  67. Thorne, S. L., Sauro, S., & Smith, B. (2015). Technologies, identities, and expressive activity. Annual Review of Applied Linguistics, 35, 215–233.CrossRefGoogle Scholar
  68. Toffoli, D., & Sockett, G. (2015). University teachers’ perceptions of online informal learning of English (OILE). Computer Assisted Language Learning, 28(1), 7–21.Google Scholar
  69. Ushioda, E. (2009). A person-in-context relational view of emergent motivation, self and identity. In Z. Dörnyei & E. Ushioda (Eds.), Motivation, language identity and the L2 self (pp. 215–228). Bristol, UK: Multilingual Matters.CrossRefGoogle Scholar
  70. Ushioda, E. (2011). Language learning motivation, self and identity: Current theoretical perspectives. Computer Assisted Language Learning, 24(3), 199–210.CrossRefGoogle Scholar
  71. Vannini, P., & Burgess, S. (2009). Authenticity as motivation and aesthetic experience.

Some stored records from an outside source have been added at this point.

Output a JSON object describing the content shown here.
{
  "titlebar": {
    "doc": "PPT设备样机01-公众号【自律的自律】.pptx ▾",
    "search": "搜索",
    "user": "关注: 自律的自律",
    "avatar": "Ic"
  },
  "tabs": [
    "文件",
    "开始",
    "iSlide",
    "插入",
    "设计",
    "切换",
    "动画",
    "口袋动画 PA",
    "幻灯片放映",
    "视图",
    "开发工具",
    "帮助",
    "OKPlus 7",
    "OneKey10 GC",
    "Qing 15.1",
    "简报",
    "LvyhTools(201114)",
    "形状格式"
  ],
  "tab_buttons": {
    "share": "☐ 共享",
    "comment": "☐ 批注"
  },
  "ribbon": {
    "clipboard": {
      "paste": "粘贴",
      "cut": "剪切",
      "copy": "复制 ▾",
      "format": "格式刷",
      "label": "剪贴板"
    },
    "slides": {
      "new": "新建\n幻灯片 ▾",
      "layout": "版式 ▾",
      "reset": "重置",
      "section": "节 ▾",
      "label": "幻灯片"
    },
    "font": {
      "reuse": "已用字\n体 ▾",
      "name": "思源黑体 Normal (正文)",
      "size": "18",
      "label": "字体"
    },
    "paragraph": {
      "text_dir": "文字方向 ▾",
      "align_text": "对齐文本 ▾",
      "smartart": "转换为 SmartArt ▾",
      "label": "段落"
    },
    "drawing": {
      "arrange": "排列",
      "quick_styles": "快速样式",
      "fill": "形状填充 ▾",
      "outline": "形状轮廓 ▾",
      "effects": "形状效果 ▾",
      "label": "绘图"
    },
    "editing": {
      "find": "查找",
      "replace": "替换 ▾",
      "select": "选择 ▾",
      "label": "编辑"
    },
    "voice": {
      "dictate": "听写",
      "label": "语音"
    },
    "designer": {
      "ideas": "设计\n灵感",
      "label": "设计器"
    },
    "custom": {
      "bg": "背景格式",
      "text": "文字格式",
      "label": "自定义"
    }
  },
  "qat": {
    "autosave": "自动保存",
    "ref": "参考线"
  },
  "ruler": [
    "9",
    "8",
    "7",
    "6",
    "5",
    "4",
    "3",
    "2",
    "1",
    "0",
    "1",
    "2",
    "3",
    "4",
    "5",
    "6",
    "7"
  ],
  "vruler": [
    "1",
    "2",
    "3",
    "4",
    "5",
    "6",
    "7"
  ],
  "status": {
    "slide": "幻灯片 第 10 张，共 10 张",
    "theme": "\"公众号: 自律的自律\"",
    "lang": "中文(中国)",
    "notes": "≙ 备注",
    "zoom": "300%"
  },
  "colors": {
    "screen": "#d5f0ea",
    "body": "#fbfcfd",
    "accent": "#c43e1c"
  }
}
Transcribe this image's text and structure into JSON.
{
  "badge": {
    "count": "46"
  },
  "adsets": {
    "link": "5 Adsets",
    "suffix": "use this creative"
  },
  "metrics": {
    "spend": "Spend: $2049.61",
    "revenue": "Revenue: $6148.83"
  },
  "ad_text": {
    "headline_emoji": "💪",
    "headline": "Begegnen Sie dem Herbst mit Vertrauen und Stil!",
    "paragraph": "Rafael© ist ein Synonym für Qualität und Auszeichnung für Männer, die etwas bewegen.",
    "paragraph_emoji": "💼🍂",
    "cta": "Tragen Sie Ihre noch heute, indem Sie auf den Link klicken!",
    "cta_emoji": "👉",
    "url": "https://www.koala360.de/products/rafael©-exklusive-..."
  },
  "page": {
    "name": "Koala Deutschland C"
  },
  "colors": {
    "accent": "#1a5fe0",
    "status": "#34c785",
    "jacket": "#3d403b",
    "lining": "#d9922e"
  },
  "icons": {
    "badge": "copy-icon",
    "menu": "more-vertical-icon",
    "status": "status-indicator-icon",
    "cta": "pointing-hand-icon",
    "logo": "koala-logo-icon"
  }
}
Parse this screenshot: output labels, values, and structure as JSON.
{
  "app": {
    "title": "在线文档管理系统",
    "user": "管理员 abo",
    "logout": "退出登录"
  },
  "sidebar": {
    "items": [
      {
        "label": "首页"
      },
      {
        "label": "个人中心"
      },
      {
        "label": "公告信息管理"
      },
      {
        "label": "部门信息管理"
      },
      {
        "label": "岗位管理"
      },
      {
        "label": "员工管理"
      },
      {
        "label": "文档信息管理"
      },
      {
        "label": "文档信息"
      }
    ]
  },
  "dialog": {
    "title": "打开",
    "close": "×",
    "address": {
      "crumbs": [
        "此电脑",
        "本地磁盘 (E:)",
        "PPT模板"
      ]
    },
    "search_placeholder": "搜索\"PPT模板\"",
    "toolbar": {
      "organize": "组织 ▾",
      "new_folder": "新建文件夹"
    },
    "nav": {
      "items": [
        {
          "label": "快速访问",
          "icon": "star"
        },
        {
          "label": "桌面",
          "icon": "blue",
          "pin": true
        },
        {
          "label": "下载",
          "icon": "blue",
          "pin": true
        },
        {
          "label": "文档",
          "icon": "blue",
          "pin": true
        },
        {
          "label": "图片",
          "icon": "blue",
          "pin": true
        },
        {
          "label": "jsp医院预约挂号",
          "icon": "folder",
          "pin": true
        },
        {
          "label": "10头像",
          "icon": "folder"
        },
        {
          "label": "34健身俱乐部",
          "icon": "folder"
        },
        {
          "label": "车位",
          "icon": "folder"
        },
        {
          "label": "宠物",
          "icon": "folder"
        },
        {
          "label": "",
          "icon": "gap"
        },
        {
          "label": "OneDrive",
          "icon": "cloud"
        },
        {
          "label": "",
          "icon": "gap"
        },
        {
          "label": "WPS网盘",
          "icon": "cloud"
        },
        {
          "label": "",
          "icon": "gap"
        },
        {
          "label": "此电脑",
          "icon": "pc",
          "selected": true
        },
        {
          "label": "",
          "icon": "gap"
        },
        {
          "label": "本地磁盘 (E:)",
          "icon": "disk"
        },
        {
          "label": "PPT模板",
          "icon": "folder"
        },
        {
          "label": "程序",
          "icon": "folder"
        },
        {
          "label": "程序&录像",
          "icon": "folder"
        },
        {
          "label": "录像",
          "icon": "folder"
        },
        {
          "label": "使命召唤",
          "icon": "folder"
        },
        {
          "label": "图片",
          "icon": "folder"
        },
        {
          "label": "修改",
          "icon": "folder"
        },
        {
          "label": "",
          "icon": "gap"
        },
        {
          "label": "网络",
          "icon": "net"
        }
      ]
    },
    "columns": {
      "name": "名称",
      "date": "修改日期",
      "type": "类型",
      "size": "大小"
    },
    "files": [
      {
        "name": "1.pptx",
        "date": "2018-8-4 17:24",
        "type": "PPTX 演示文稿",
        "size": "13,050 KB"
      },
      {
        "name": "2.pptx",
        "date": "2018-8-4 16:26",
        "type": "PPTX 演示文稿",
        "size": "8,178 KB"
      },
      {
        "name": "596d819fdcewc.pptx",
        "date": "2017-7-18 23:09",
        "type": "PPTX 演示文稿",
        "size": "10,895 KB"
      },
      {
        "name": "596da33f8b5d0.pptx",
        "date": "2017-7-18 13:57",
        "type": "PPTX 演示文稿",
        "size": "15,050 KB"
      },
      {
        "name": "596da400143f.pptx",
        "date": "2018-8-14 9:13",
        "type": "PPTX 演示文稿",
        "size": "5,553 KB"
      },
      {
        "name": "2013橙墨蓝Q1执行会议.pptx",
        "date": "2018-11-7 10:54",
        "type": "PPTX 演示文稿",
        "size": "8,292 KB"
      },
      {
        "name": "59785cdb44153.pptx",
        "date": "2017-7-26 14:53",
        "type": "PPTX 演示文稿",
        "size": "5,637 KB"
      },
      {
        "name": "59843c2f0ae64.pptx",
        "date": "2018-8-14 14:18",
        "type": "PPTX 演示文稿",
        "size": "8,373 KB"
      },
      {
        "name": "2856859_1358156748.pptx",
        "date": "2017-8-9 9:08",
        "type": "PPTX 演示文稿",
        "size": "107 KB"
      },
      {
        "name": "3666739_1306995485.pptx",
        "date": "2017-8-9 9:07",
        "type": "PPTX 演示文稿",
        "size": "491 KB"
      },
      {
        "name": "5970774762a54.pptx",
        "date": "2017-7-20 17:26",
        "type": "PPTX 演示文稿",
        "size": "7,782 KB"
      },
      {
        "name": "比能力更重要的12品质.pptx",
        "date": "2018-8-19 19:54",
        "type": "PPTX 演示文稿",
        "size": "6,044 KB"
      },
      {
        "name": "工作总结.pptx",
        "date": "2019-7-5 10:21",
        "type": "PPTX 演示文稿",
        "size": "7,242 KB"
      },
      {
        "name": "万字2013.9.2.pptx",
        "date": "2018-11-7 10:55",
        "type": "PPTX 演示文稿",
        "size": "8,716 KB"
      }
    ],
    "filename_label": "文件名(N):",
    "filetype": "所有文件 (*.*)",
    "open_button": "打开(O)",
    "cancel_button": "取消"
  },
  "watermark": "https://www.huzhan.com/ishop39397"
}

In P. Vannini & J. Patrick Williams (Eds.), Authenticity in culture, self and society (pp. 103–120). Farnham: Ashgate Publishing Ltd.Google Scholar
  72. White, C., Direnzo, R., & Bortolotto, C. (2016). The learner-context interface: Emergent issues of affect and identity in technology-mediated language learning spaces. System, 62, 3–14.CrossRefGoogle Scholar
  73. Wu, W.-C. V., Yen, L. L., & Marek, M. (2011). Using online EFL interaction to increase confidence, motivation, and ability. Journal of Educational Technology & Society, 14(3), 118–129.Google Scholar

Copyright information

© The Author(s) 2019

Authors and Affiliations

  1. 1.Department of Social and Behavioural StudiesUniversity WestTrollhättanSweden
  2. 2.School of EducationUniversity of LeedsLeedsUK

Personalised recommendations